Hulton Archive/Getty Images
In the early 1950s, a U.S. Coast Guard team provided dental care to the Alaskan natives in the isolated village of Stebbins.
In the early 1950s, a U.S. Coast Guard team provided dental care to the Alaskan natives in the isolated village of Stebbins. Hulton Archive/Getty Images
In small towns and villages throughout Alaska, people can't easily get dental care — mostly because there are so few dentists. As a result, Native Alaskans suffer more than their share of dental decay and tooth loss.
Now one program is training ordinary citizens as dental therapists. The idea behind the Alaska Native Tribal Health Consortium's plan is for neighbors to gain the skills they need to treat other neighbors. This week, The New York Times featured the program in an article headlined "Dental Clinics, Meeting a Need With No Dentists".
Project manager Carol Odinzoff says Alaska's first dental therapists, or dental health aides, studied in countries like New Zealand — where people depend on a similar system for care. So far, 10 dental therapists are working in Alaskan tribal communities. After two years of training, they'll clean teeth, fill cavities and work with licensed doctors of dentistry on more complicated procedures. Aides e-mail pictures of suspect teeth to dentists for consultation.
Odinzoff says she's encouraged by earlier success with health aides, and by research into the quality of care in countries where dental therapists work. "We have not been able to find anywhere in the world where this has not been a successful model of providing dental services in rural communities," she says.
Meanwhile, the Alaska Dental Society and the American Dental Association warn that the dental therapists aren't real dentists. They say therapists could end up doing more harm than good. The professional dentistry groups sued to block the program, but dropped their case last summer.

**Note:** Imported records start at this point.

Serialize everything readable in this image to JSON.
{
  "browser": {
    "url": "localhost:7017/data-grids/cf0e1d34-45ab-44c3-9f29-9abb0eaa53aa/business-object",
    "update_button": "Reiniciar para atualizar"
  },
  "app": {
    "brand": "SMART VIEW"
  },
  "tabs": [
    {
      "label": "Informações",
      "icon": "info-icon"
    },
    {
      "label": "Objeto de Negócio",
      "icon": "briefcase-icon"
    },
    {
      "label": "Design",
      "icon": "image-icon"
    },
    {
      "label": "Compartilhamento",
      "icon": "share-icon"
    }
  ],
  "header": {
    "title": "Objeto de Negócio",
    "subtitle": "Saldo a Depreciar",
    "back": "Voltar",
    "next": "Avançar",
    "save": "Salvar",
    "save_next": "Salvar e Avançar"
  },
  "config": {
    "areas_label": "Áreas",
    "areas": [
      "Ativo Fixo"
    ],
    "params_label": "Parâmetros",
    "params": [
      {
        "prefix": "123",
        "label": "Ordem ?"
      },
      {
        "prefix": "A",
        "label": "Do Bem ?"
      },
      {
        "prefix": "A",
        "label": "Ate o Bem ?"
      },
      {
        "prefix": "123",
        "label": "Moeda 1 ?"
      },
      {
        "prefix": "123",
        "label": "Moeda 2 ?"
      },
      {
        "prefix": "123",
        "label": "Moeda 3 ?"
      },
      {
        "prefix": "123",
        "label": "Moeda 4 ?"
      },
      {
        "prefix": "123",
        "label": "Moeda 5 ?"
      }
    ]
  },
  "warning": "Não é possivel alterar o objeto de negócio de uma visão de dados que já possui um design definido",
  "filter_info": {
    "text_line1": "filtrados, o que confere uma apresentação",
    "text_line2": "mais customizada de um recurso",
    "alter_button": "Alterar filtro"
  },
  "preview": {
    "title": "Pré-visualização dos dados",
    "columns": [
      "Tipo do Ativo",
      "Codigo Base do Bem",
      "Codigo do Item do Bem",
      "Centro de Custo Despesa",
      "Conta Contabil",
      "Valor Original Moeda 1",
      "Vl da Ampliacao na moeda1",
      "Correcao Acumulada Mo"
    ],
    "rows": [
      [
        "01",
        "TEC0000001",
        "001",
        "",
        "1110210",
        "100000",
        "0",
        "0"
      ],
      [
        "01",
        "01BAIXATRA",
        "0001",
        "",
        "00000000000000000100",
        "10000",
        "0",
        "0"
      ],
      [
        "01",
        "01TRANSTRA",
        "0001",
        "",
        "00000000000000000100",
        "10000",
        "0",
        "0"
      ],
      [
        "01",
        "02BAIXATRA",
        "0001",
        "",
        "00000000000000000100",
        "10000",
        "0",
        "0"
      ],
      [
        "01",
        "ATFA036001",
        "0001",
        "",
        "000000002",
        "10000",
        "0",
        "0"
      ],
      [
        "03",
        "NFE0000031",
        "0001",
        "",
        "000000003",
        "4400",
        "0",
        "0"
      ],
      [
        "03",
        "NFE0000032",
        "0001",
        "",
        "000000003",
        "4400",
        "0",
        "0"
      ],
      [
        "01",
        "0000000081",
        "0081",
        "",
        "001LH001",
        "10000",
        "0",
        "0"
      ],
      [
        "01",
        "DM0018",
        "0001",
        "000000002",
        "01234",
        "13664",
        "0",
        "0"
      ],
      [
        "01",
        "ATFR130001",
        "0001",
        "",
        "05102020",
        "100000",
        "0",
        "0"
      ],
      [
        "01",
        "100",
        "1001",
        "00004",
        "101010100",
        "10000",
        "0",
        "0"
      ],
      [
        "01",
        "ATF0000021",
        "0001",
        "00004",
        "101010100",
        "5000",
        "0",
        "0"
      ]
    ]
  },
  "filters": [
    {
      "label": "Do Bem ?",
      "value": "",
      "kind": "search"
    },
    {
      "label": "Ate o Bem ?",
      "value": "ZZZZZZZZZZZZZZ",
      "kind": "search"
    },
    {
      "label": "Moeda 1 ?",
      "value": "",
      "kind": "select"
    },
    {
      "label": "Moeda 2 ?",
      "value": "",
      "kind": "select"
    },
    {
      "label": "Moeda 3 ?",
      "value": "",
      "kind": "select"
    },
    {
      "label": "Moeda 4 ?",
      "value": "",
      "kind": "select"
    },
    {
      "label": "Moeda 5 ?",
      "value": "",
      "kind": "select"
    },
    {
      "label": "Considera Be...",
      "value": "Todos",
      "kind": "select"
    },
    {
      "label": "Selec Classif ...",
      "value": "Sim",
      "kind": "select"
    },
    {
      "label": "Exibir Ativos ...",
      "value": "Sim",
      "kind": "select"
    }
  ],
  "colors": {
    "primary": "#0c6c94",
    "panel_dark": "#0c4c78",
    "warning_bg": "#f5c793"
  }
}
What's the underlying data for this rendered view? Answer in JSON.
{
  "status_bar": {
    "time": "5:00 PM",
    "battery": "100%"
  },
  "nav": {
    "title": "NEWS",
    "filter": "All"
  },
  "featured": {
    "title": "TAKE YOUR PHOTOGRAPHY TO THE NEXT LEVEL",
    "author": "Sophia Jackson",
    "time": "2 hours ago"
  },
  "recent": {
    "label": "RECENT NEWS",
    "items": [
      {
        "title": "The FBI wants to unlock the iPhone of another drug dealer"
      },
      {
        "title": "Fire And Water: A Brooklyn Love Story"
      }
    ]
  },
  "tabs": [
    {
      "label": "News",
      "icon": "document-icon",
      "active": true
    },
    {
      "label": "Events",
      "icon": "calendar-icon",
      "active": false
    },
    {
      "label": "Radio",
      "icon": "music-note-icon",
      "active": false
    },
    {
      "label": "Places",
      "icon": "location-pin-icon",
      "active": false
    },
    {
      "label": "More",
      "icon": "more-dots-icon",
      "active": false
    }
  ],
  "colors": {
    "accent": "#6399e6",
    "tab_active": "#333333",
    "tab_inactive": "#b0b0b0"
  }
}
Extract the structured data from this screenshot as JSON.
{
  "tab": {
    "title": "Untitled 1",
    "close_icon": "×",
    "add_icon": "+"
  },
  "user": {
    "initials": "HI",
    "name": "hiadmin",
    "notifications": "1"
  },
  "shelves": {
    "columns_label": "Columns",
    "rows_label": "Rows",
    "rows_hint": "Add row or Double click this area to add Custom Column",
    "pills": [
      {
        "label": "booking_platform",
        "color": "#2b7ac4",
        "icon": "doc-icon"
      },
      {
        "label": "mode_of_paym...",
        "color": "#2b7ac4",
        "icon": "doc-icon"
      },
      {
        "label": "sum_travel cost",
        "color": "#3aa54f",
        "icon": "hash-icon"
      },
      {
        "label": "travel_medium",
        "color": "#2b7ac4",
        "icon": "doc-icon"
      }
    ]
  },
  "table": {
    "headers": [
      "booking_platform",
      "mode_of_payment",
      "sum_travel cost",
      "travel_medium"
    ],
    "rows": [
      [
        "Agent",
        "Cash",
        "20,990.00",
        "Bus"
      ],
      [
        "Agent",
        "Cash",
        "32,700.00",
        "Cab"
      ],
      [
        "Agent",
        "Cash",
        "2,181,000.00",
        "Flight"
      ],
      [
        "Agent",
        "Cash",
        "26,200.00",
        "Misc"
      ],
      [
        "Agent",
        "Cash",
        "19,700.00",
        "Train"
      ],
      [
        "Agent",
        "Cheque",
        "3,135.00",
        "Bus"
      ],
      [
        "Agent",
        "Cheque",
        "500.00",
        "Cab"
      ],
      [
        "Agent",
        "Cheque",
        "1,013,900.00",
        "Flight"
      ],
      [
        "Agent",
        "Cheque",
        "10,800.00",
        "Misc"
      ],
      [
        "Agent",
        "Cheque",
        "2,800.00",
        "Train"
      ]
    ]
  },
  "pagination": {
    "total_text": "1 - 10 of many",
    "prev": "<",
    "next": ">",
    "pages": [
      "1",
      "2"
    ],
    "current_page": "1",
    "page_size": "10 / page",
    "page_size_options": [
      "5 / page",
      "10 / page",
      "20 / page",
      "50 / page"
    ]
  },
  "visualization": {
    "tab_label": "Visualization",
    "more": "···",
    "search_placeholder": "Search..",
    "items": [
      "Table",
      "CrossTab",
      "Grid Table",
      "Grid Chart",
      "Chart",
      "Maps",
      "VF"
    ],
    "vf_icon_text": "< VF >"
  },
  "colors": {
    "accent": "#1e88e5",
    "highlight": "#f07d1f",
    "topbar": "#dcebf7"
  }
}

If the choice is between getting care from a trained neighbor and not getting care, Odinzoff says, most people will choose the dental therapist. "The problem right now with what we're seeing is there is so much active decay, so much active disease," she says. "Mouth after mouth after mouth — you've got 5- and 6- and 7-year-olds with absolutely decayed teeth." For lack of earlier care, those children are now destined for full dental restorations under general anaesthetic in a hospital. She continues, "I had never seen that before I came to Alaska."